THE PROBLEM -> Exact reproduction is required for all entries.

DATA SECTION ->
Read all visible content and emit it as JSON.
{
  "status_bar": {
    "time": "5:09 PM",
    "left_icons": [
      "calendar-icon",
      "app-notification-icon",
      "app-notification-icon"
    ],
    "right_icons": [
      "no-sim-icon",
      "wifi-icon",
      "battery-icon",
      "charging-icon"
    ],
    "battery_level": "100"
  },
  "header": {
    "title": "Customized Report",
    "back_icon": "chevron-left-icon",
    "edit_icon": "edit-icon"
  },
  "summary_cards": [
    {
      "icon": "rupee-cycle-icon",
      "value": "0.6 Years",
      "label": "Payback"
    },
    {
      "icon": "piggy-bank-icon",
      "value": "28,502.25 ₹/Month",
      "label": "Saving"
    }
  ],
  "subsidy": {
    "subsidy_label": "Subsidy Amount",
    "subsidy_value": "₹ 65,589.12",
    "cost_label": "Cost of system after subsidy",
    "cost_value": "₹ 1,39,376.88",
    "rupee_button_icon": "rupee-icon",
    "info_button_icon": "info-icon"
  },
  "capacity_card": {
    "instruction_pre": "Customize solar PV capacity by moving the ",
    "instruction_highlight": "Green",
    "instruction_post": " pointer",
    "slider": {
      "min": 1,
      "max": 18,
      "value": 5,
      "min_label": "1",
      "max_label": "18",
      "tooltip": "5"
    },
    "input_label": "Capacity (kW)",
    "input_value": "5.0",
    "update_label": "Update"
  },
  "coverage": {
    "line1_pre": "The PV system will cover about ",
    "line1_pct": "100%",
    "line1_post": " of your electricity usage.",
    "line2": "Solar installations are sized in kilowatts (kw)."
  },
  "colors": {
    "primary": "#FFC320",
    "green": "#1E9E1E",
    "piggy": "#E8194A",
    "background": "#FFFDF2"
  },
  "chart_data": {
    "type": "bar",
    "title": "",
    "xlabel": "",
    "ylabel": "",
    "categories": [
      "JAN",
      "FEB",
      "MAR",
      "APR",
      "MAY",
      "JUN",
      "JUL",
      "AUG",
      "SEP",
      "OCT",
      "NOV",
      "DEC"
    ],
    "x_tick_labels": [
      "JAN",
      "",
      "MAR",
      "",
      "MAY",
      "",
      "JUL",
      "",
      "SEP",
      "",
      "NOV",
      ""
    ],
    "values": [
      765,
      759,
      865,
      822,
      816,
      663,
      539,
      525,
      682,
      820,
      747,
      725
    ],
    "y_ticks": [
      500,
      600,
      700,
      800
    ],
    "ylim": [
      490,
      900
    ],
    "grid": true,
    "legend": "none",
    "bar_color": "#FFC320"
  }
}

RESULT BELOW ->
Read all visible content and emit it as JSON.
{
  "status_bar": {
    "time": "5:09 PM",
    "left_icons": [
      "calendar-icon",
      "app-notification-icon",
      "app-notification-icon"
    ],
    "right_icons": [
      "no-sim-icon",
      "wifi-icon",
      "battery-icon",
      "charging-icon"
    ],
    "battery_level": "100"
  },
  "header": {
    "title": "Customized Report",
    "back_icon": "chevron-left-icon",
    "edit_icon": "edit-icon"
  },
  "summary_cards": [
    {
      "icon": "rupee-cycle-icon",
      "value": "0.6 Years",
      "label": "Payback"
    },
    {
      "icon": "piggy-bank-icon",
      "value": "28,502.25 ₹/Month",
      "label": "Saving"
    }
  ],
  "subsidy": {
    "subsidy_label": "Subsidy Amount",
    "subsidy_value": "₹ 65,589.12",
    "cost_label": "Cost of system after subsidy",
    "cost_value": "₹ 1,39,376.88",
    "rupee_button_icon": "rupee-icon",
    "info_button_icon": "info-icon"
  },
  "capacity_card": {
    "instruction_pre": "Customize solar PV capacity by moving the ",
    "instruction_highlight": "Green",
    "instruction_post": " pointer",
    "slider": {
      "min": 1,
      "max": 18,
      "value": 5,
      "min_label": "1",
      "max_label": "18",
      "tooltip": "5"
    },
    "input_label": "Capacity (kW)",
    "input_value": "5.0",
    "update_label": "Update"
  },
  "coverage": {
    "line1_pre": "The PV system will cover about ",
    "line1_pct": "100%",
    "line1_post": " of your electricity usage.",
    "line2": "Solar installations are sized in kilowatts (kw)."
  },
  "colors": {
    "primary": "#FFC320",
    "green": "#1E9E1E",
    "piggy": "#E8194A",
    "background": "#FFFDF2"
  },
  "chart_data": {
    "type": "bar",
    "title": "",
    "xlabel": "",
    "ylabel": "",
    "categories": [
      "JAN",
      "FEB",
      "MAR",
      "APR",
      "MAY",
      "JUN",
      "JUL",
      "AUG",
      "SEP",
      "OCT",
      "NOV",
      "DEC"
    ],
    "x_tick_labels": [
      "JAN",
      "",
      "MAR",
      "",
      "MAY",
      "",
      "JUL",
      "",
      "SEP",
      "",
      "NOV",
      ""
    ],
    "values": [
      765,
      759,
      865,
      822,
      816,
      663,
      539,
      525,
      682,
      820,
      747,
      725
    ],
    "y_ticks": [
      500,
      600,
      700,
      800
    ],
    "ylim": [
      490,
      900
    ],
    "grid": true,
    "legend": "none",
    "bar_color": "#FFC320"
  }
}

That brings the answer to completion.